EXERCISE DESCRIPTION
Report every line of the records that contains the word "this".

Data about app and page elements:
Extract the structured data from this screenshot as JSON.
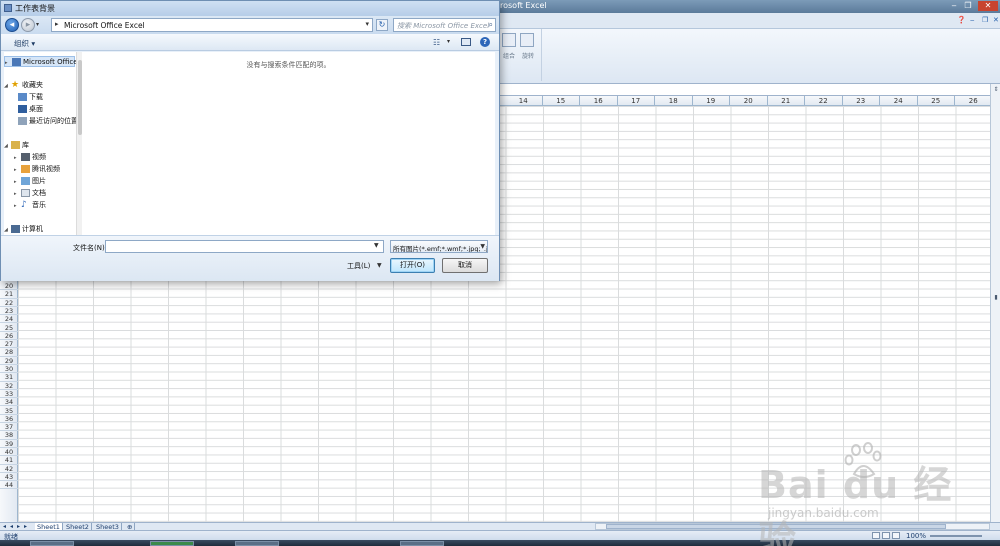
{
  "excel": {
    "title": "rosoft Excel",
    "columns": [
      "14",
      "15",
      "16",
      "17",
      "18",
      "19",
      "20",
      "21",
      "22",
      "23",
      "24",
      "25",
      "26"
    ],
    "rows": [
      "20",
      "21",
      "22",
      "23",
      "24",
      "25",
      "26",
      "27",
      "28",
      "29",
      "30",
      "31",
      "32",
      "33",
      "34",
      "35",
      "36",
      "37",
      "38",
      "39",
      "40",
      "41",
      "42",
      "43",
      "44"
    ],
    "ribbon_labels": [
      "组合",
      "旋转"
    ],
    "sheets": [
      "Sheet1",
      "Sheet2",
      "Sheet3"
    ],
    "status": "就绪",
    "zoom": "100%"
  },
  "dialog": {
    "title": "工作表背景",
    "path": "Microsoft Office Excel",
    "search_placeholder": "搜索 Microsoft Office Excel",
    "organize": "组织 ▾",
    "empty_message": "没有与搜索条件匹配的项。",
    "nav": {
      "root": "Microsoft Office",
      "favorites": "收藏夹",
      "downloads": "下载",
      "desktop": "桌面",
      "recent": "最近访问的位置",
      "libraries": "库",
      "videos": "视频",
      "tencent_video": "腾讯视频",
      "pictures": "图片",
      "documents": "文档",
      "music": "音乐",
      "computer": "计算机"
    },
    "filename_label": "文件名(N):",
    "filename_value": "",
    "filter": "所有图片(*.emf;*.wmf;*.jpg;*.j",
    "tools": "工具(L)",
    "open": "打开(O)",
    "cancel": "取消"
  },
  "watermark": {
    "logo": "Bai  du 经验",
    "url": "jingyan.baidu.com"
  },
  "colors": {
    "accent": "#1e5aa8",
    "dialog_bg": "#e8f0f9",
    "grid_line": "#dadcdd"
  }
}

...

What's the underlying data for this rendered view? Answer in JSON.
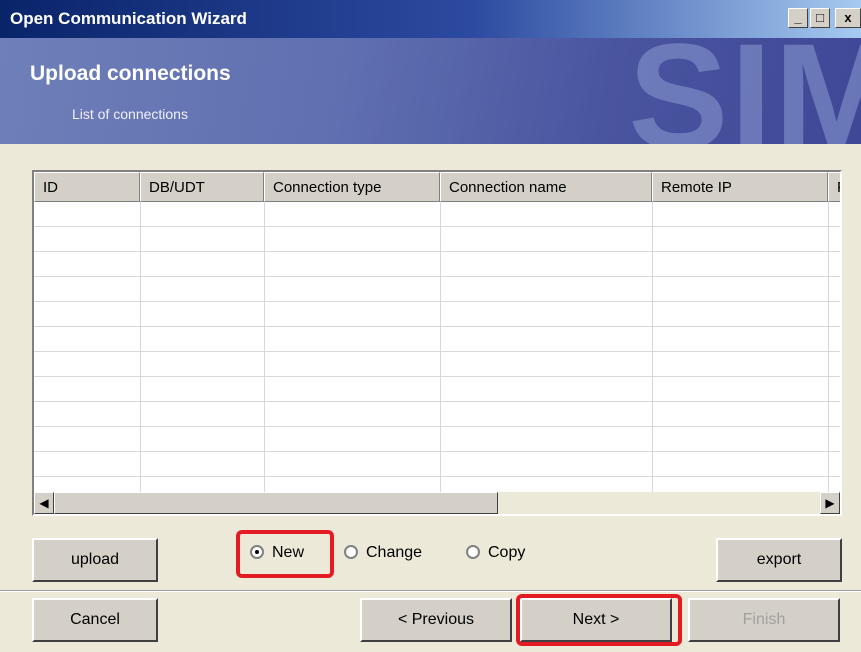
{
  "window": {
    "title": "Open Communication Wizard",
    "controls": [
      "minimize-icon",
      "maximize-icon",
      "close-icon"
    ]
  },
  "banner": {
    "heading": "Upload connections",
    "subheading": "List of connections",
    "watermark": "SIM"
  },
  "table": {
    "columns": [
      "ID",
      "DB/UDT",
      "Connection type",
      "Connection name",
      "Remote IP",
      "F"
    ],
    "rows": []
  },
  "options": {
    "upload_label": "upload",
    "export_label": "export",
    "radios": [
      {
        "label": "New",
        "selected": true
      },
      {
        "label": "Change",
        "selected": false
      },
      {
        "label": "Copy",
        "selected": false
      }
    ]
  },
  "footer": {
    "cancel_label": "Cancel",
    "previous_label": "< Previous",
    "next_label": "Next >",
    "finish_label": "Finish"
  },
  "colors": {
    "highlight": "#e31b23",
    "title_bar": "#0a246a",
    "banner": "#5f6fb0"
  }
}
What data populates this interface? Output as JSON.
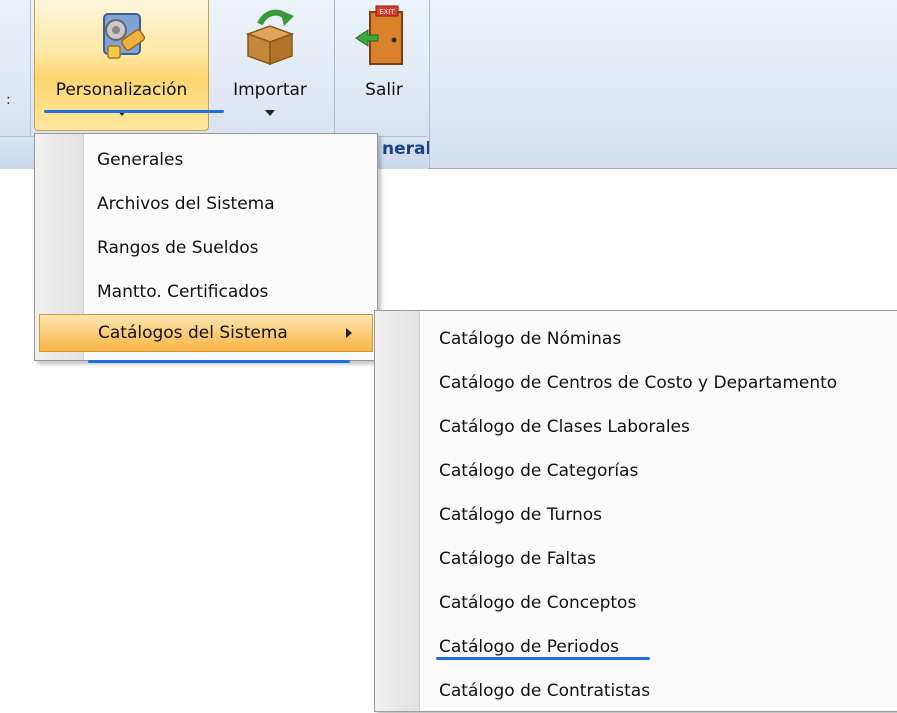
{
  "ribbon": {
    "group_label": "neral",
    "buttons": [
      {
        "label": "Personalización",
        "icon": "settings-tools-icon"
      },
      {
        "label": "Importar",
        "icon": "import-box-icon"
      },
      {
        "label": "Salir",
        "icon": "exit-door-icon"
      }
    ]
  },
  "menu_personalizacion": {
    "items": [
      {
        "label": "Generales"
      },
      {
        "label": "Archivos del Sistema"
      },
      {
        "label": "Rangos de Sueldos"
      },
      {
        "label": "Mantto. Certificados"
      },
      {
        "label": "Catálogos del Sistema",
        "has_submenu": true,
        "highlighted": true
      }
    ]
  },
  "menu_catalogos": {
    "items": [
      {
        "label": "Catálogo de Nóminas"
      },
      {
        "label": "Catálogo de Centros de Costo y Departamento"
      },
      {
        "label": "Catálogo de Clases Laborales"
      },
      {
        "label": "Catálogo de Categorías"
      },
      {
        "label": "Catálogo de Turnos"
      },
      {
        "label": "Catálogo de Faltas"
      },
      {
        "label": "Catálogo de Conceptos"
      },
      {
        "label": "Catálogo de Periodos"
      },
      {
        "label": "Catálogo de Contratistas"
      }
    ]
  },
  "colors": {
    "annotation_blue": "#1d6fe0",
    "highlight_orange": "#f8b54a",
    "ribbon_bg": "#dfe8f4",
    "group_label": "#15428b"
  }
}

SOLVED PROBLEM
Extract the structured data from this screenshot as JSON.
What's the underlying data for this rendered view? Answer in JSON.
What data populates this interface? Output as JSON.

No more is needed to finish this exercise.